*Records:*
- - - - -

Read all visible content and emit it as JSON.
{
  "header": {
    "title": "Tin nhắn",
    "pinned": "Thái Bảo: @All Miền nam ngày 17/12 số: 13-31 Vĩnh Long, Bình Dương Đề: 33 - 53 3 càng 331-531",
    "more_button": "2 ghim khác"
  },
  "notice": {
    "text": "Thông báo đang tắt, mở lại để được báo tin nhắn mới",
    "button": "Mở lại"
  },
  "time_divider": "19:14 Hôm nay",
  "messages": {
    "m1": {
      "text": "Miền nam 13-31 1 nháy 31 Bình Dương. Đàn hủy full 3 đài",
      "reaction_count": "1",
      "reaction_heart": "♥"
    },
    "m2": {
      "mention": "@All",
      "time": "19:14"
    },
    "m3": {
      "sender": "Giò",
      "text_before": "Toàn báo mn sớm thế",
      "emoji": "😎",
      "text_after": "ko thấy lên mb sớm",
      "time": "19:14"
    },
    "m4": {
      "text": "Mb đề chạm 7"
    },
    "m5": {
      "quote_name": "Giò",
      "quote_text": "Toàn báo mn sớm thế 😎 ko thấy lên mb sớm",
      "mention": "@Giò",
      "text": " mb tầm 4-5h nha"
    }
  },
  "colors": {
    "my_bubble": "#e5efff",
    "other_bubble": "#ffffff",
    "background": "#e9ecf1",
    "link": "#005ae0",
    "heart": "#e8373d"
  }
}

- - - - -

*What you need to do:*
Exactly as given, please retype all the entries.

*Solution:*
Read all visible content and emit it as JSON.
{
  "header": {
    "title": "Tin nhắn",
    "pinned": "Thái Bảo: @All Miền nam ngày 17/12 số: 13-31 Vĩnh Long, Bình Dương Đề: 33 - 53 3 càng 331-531",
    "more_button": "2 ghim khác"
  },
  "notice": {
    "text": "Thông báo đang tắt, mở lại để được báo tin nhắn mới",
    "button": "Mở lại"
  },
  "time_divider": "19:14 Hôm nay",
  "messages": {
    "m1": {
      "text": "Miền nam 13-31 1 nháy 31 Bình Dương. Đàn hủy full 3 đài",
      "reaction_count": "1",
      "reaction_heart": "♥"
    },
    "m2": {
      "mention": "@All",
      "time": "19:14"
    },
    "m3": {
      "sender": "Giò",
      "text_before": "Toàn báo mn sớm thế",
      "emoji": "😎",
      "text_after": "ko thấy lên mb sớm",
      "time": "19:14"
    },
    "m4": {
      "text": "Mb đề chạm 7"
    },
    "m5": {
      "quote_name": "Giò",
      "quote_text": "Toàn báo mn sớm thế 😎 ko thấy lên mb sớm",
      "mention": "@Giò",
      "text": " mb tầm 4-5h nha"
    }
  },
  "colors": {
    "my_bubble": "#e5efff",
    "other_bubble": "#ffffff",
    "background": "#e9ecf1",
    "link": "#005ae0",
    "heart": "#e8373d"
  }
}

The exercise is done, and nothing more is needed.